How can I help my teen struggling with anxiety? Today teenager’s not only have the stress of schoolwork and peer pressure, they are concerned about their social media presence.
If you doubt this is an issue, you are fooling yourself. Statistics have proven that teens rely on their virtual reality for many feelings of acceptance. This is why it is critical for parents to continue to have offline discussions about online reality.
FOMO (fear of missing out) is very real for these kids today. Even some adults have this fear. You have to look far and wide to walk down the street to find someone without their cell phone in their hand. What are some of the warnings signs that your teen could be struggling with anxiety?
- Tired, sleeping a lot
- Skipping school, school refusal (avoidance)
- Failing in school (underachieving)
- Difficulty focusing
- Not able to make decisions, moody
- Extreme behavior changes (defiance, rage, belligerence)
- Memory loss
- Depression (lack of motivation)
- Staying up all night, sleeping during the day
- Withdrawing from family and friends
- Substance use, vaping
- Apathy (loss of interest in things they used to love)
With pre-teens and teens there are several types of anxiety disorders:
Social anxiety disorder or social phobia is an intense fear of social situations or of being judged or embarrassed in public. It can include intense worry about not being included or ‘fear of missing out’ as mentioned above.
Generalized anxiety disorder is excessive worry about many everyday situations, this can be heightened if your teen is being bullied either in school or online.
Specific phobias are intense fears of situations or objects – for example, heights, cats or even climate change.
Panic disorder is repeated and unexpected panic attacks. A panic attack is an overwhelming feeling of fear or panic in a situation where most people wouldn’t be afraid. This is also overwhelming for many adults.
Treatment for teen anxiety disorder

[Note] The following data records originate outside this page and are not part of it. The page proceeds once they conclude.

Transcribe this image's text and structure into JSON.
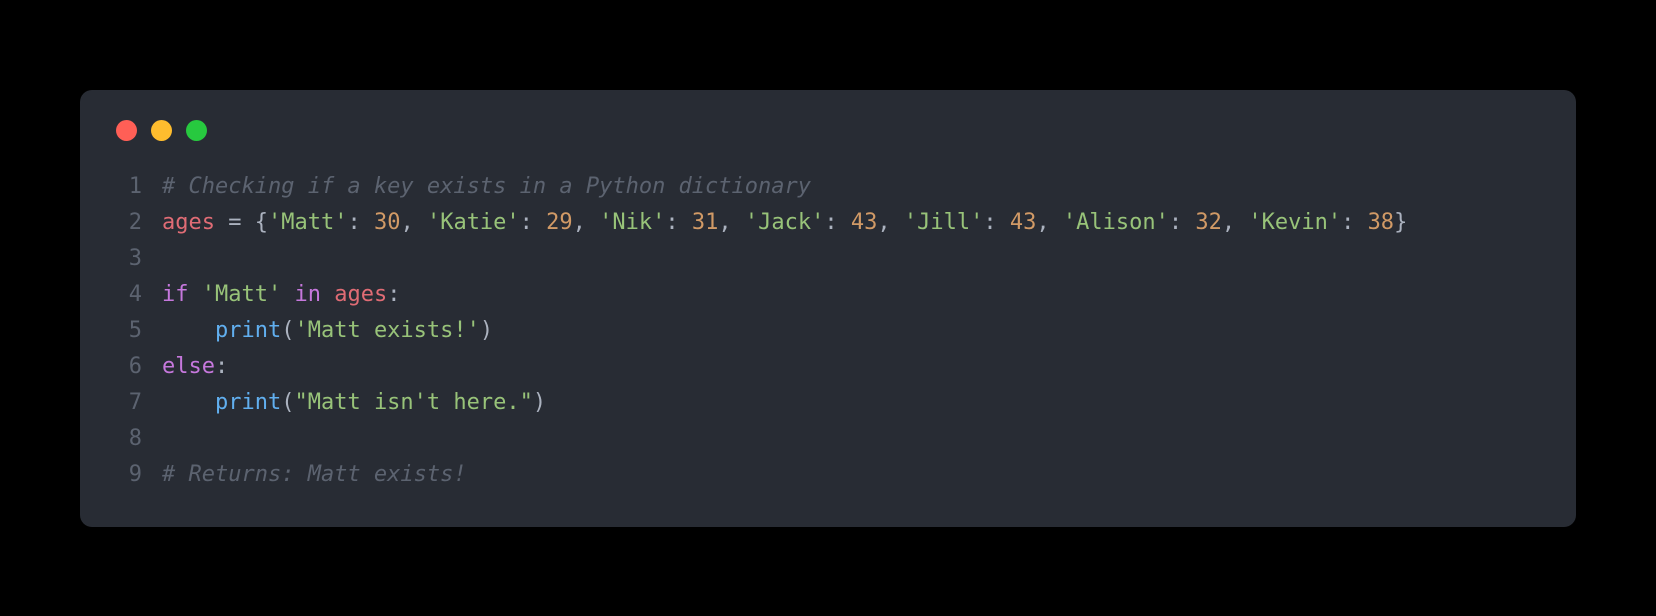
{
  "colors": {
    "background": "#000000",
    "window_bg": "#282c34",
    "gutter": "#5c6370",
    "text": "#abb2bf",
    "comment": "#5c6370",
    "identifier": "#e06c75",
    "string": "#98c379",
    "number": "#d19a66",
    "keyword": "#c678dd",
    "function": "#61afef",
    "traffic_red": "#ff5f56",
    "traffic_yellow": "#ffbd2e",
    "traffic_green": "#27c93f"
  },
  "lines": [
    {
      "n": "1",
      "tokens": [
        {
          "t": "# Checking if a key exists in a Python dictionary",
          "c": "tok-comment"
        }
      ]
    },
    {
      "n": "2",
      "tokens": [
        {
          "t": "ages",
          "c": "tok-ident"
        },
        {
          "t": " = {",
          "c": "tok-default"
        },
        {
          "t": "'Matt'",
          "c": "tok-str"
        },
        {
          "t": ": ",
          "c": "tok-default"
        },
        {
          "t": "30",
          "c": "tok-num"
        },
        {
          "t": ", ",
          "c": "tok-default"
        },
        {
          "t": "'Katie'",
          "c": "tok-str"
        },
        {
          "t": ": ",
          "c": "tok-default"
        },
        {
          "t": "29",
          "c": "tok-num"
        },
        {
          "t": ", ",
          "c": "tok-default"
        },
        {
          "t": "'Nik'",
          "c": "tok-str"
        },
        {
          "t": ": ",
          "c": "tok-default"
        },
        {
          "t": "31",
          "c": "tok-num"
        },
        {
          "t": ", ",
          "c": "tok-default"
        },
        {
          "t": "'Jack'",
          "c": "tok-str"
        },
        {
          "t": ": ",
          "c": "tok-default"
        },
        {
          "t": "43",
          "c": "tok-num"
        },
        {
          "t": ", ",
          "c": "tok-default"
        },
        {
          "t": "'Jill'",
          "c": "tok-str"
        },
        {
          "t": ": ",
          "c": "tok-default"
        },
        {
          "t": "43",
          "c": "tok-num"
        },
        {
          "t": ", ",
          "c": "tok-default"
        },
        {
          "t": "'Alison'",
          "c": "tok-str"
        },
        {
          "t": ": ",
          "c": "tok-default"
        },
        {
          "t": "32",
          "c": "tok-num"
        },
        {
          "t": ", ",
          "c": "tok-default"
        },
        {
          "t": "'Kevin'",
          "c": "tok-str"
        },
        {
          "t": ": ",
          "c": "tok-default"
        },
        {
          "t": "38",
          "c": "tok-num"
        },
        {
          "t": "}",
          "c": "tok-default"
        }
      ]
    },
    {
      "n": "3",
      "tokens": []
    },
    {
      "n": "4",
      "tokens": [
        {
          "t": "if",
          "c": "tok-kw"
        },
        {
          "t": " ",
          "c": "tok-default"
        },
        {
          "t": "'Matt'",
          "c": "tok-str"
        },
        {
          "t": " ",
          "c": "tok-default"
        },
        {
          "t": "in",
          "c": "tok-kwop"
        },
        {
          "t": " ",
          "c": "tok-default"
        },
        {
          "t": "ages",
          "c": "tok-ident"
        },
        {
          "t": ":",
          "c": "tok-default"
        }
      ]
    },
    {
      "n": "5",
      "tokens": [
        {
          "t": "    ",
          "c": "tok-default"
        },
        {
          "t": "print",
          "c": "tok-fn"
        },
        {
          "t": "(",
          "c": "tok-default"
        },
        {
          "t": "'Matt exists!'",
          "c": "tok-str"
        },
        {
          "t": ")",
          "c": "tok-default"
        }
      ]
    },
    {
      "n": "6",
      "tokens": [
        {
          "t": "else",
          "c": "tok-kw"
        },
        {
          "t": ":",
          "c": "tok-default"
        }
      ]
    },
    {
      "n": "7",
      "tokens": [
        {
          "t": "    ",
          "c": "tok-default"
        },
        {
          "t": "print",
          "c": "tok-fn"
        },
        {
          "t": "(",
          "c": "tok-default"
        },
        {
          "t": "\"Matt isn't here.\"",
          "c": "tok-str"
        },
        {
          "t": ")",
          "c": "tok-default"
        }
      ]
    },
    {
      "n": "8",
      "tokens": []
    },
    {
      "n": "9",
      "tokens": [
        {
          "t": "# Returns: Matt exists!",
          "c": "tok-comment"
        }
      ]
    }
  ]
}
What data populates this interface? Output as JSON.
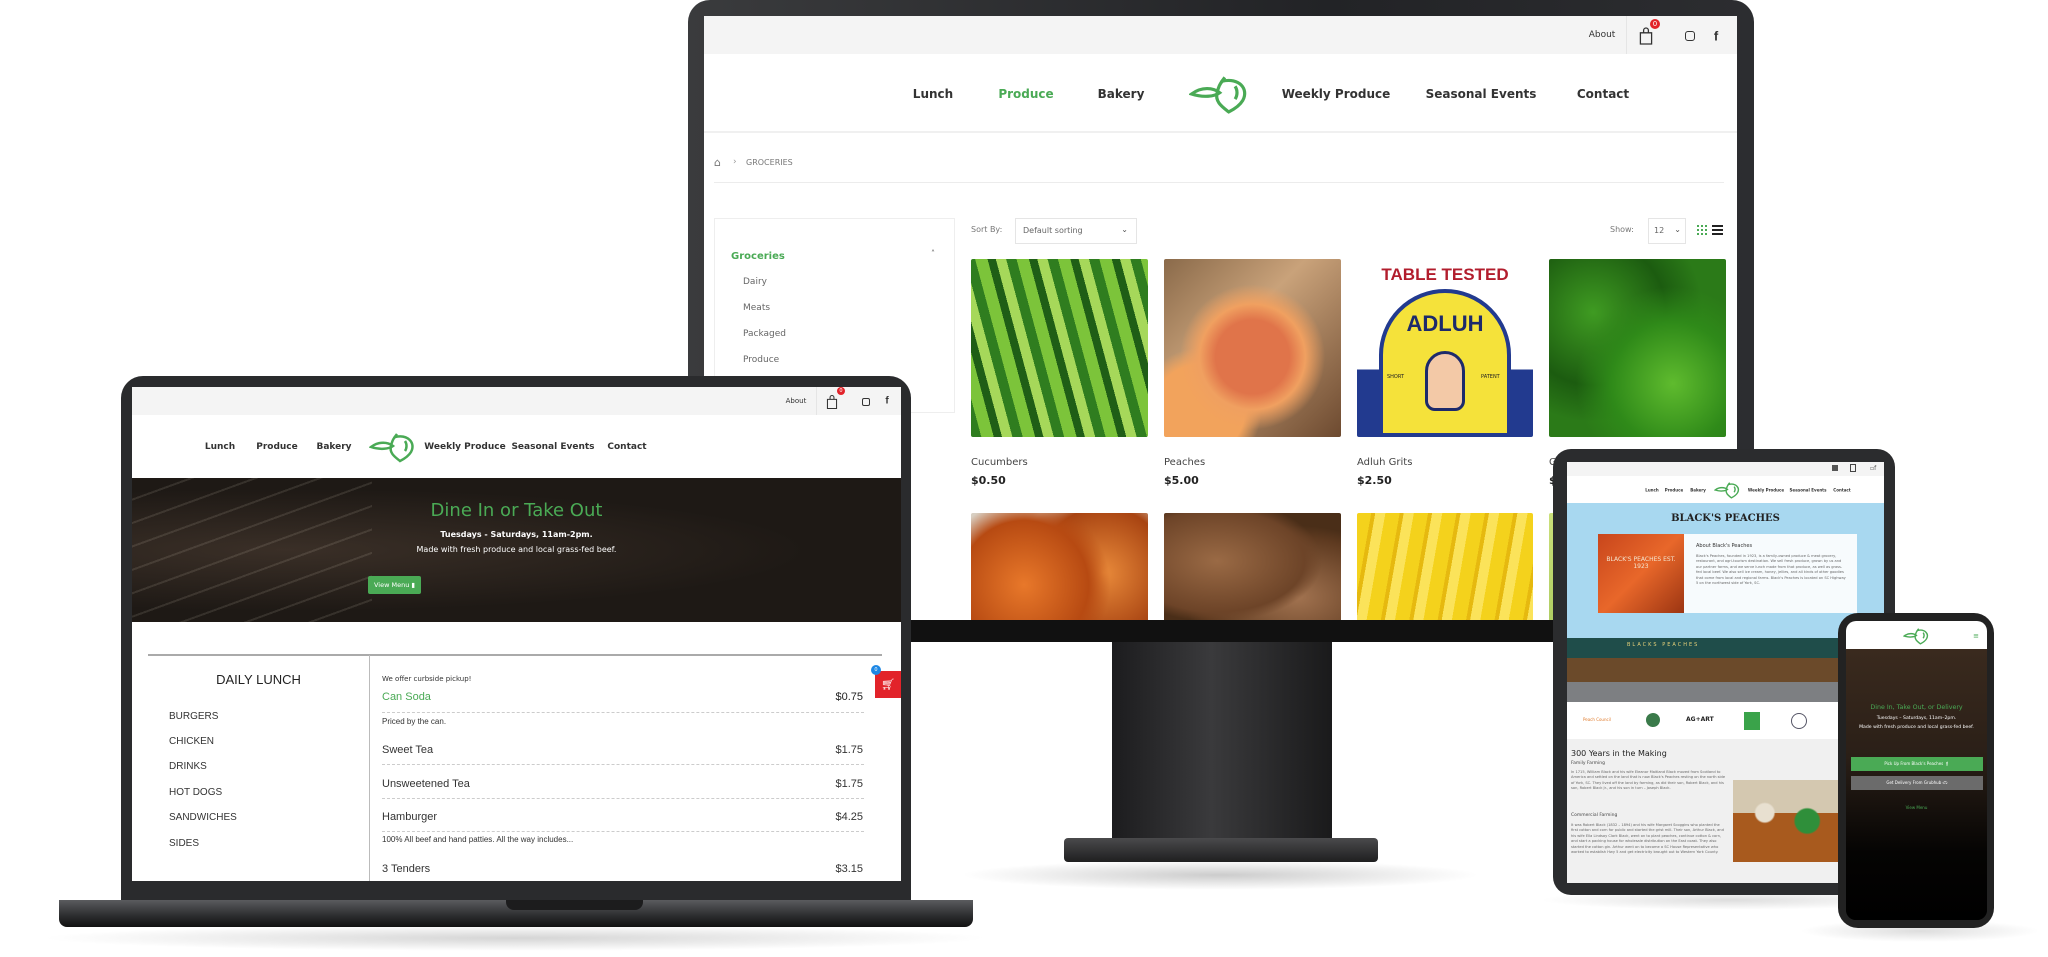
{
  "colors": {
    "brand_green": "#4aaa55",
    "cart_red": "#e2232a",
    "badge_blue": "#1e88e5",
    "tablet_blue": "#a8d8f0"
  },
  "nav": {
    "items": [
      "Lunch",
      "Produce",
      "Bakery",
      "Weekly Produce",
      "Seasonal Events",
      "Contact"
    ],
    "active": "Produce",
    "about": "About",
    "cart_count": "0"
  },
  "monitor": {
    "breadcrumb": "GROCERIES",
    "sidebar": {
      "category": "Groceries",
      "items": [
        "Dairy",
        "Meats",
        "Packaged",
        "Produce"
      ]
    },
    "sort_label": "Sort By:",
    "sort_value": "Default sorting",
    "show_label": "Show:",
    "show_value": "12",
    "products": [
      {
        "name": "Cucumbers",
        "price": "$0.50"
      },
      {
        "name": "Peaches",
        "price": "$5.00"
      },
      {
        "name": "Adluh Grits",
        "price": "$2.50"
      },
      {
        "name": "G",
        "price": "$"
      }
    ],
    "adluh_label": {
      "top": "TABLE TESTED",
      "brand": "ADLUH",
      "left": "SHORT",
      "right": "PATENT"
    }
  },
  "laptop": {
    "hero": {
      "title": "Dine In or Take Out",
      "hours": "Tuesdays - Saturdays, 11am-2pm.",
      "subtitle": "Made with fresh produce and local grass-fed beef.",
      "button": "View Menu"
    },
    "menu_heading": "DAILY LUNCH",
    "categories": [
      "BURGERS",
      "CHICKEN",
      "DRINKS",
      "HOT DOGS",
      "SANDWICHES",
      "SIDES"
    ],
    "notice": "We offer curbside pickup!",
    "items": [
      {
        "name": "Can Soda",
        "price": "$0.75",
        "desc": "Priced by the can."
      },
      {
        "name": "Sweet Tea",
        "price": "$1.75",
        "desc": ""
      },
      {
        "name": "Unsweetened Tea",
        "price": "$1.75",
        "desc": ""
      },
      {
        "name": "Hamburger",
        "price": "$4.25",
        "desc": "100% All beef and hand patties. All the way includes..."
      },
      {
        "name": "3 Tenders",
        "price": "$3.15",
        "desc": ""
      }
    ],
    "floating_cart_count": "0"
  },
  "tablet": {
    "title": "BLACK'S PEACHES",
    "about_title": "About Black's Peaches",
    "about_text": "Black's Peaches, founded in 1923, is a family-owned produce & meat grocery, restaurant, and agri-tourism destination. We sell fresh produce, grown by us and our partner farms, and we serve lunch made from that produce, as well as grass-fed local beef. We also sell ice cream, honey, jellies, and all kinds of other goodies that come from local and regional farms. Black's Peaches is located on SC Highway 5 on the northwest side of York, SC.",
    "sign_text": "BLACK'S PEACHES EST. 1923",
    "building_sign": "BLACKS PEACHES",
    "partner_logos": [
      "Peach Council",
      "SC seal",
      "AG+ART",
      "Farm Bureau",
      "Certified",
      "AG"
    ],
    "history_title": "300 Years in the Making",
    "family_title": "Family Farming",
    "family_text": "In 1715, William Black and his wife Eleanor Maitland Black moved from Scotland to America and settled on the land that is now Black's Peaches resting on the north side of York, SC. They lived off the land by farming, as did their son, Robert Black, and his son, Robert Black Jr., and his son in turn – Joseph Black.",
    "commercial_title": "Commercial Farming",
    "commercial_text": "It was Robert Black (1832 – 1894) and his wife Margaret Scoggins who planted the first cotton and corn for public and started the grist mill. Their son, Arthur Black, and his wife Ella Lindsay Clark Black, went on to plant peaches, continue cotton & corn, and start a packing house for wholesale distribution on the East coast. They also started the cotton gin. Arthur went on to become a SC House Representative who worked to establish Hwy 5 and get electricity brought out to Western York County."
  },
  "phone": {
    "title": "Dine In, Take Out, or Delivery",
    "hours": "Tuesdays – Saturdays, 11am–2pm.",
    "subtitle": "Made with fresh produce and local grass-fed beef.",
    "pickup_button": "Pick Up From Black's Peaches",
    "delivery_button": "Get Delivery From Grubhub",
    "view_menu": "View Menu"
  }
}
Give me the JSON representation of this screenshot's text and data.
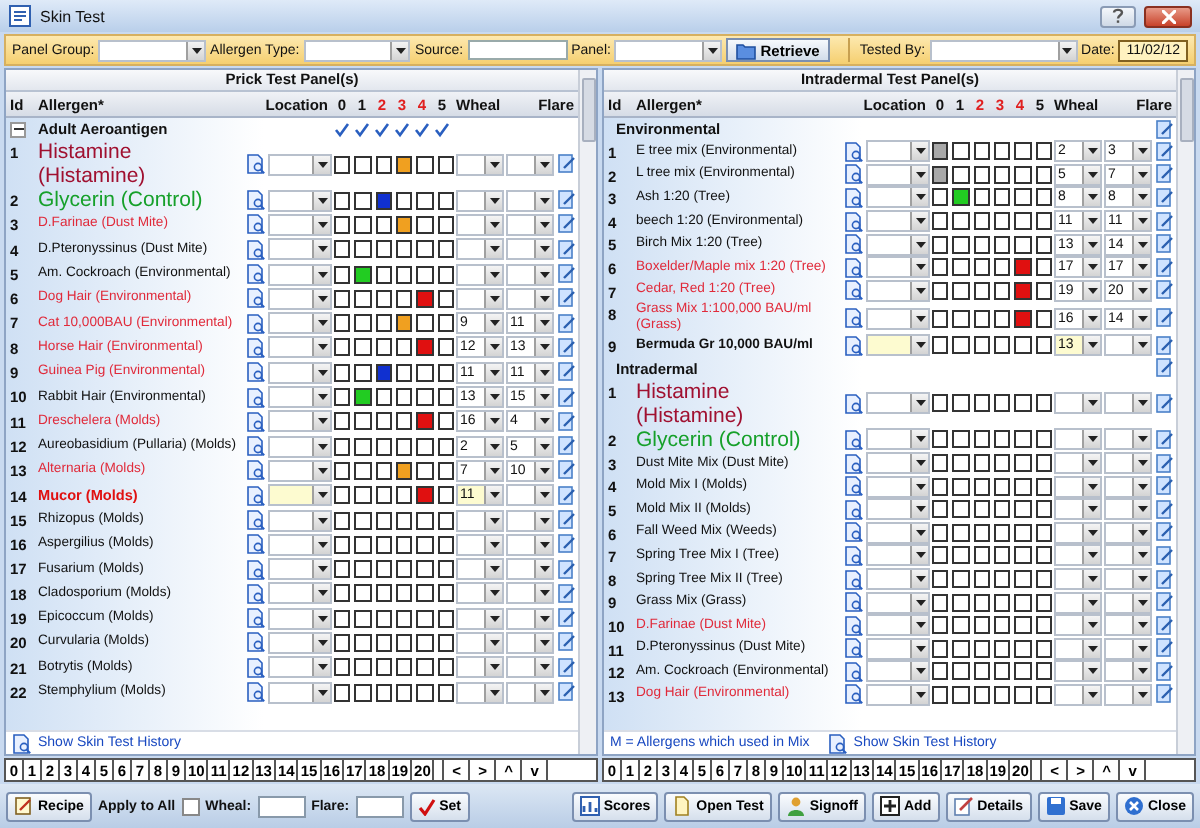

Most anxiety disorders for young people are unlikely to go away on their own, however will improve with psychological treatment.
Psychological treatment usually focuses on strategies to help teenagers cope with anxiety.
Behavioral therapy, such as cognitive behavior therapy (CBT) is effective for anxiety disorder. CBT can help your teen to understand their anxieties and increase their confidence to face their fears and cope with the uncertainties of life rather than avoiding them. CBT works best when teenagers learn strategies with a mental health professional and then practice the strategies at home and in real-life situations.
Teenagers don’t usually need medicine for anxiety, but health professionals might prescribe it under certain circumstances.
Teen depression and anxiety is treatable. It’s imperative you seek help for your child. As many parents know, sometimes your teenager can be stubborn and refuse to get help. It’s a parent’s responsibility to do what is best for them.
If you come to a point where you have exhausted all of your local resources and you find your teen is still struggling with anxiety and depression, you may want to consider residential treatment. Contact us for a free consultation.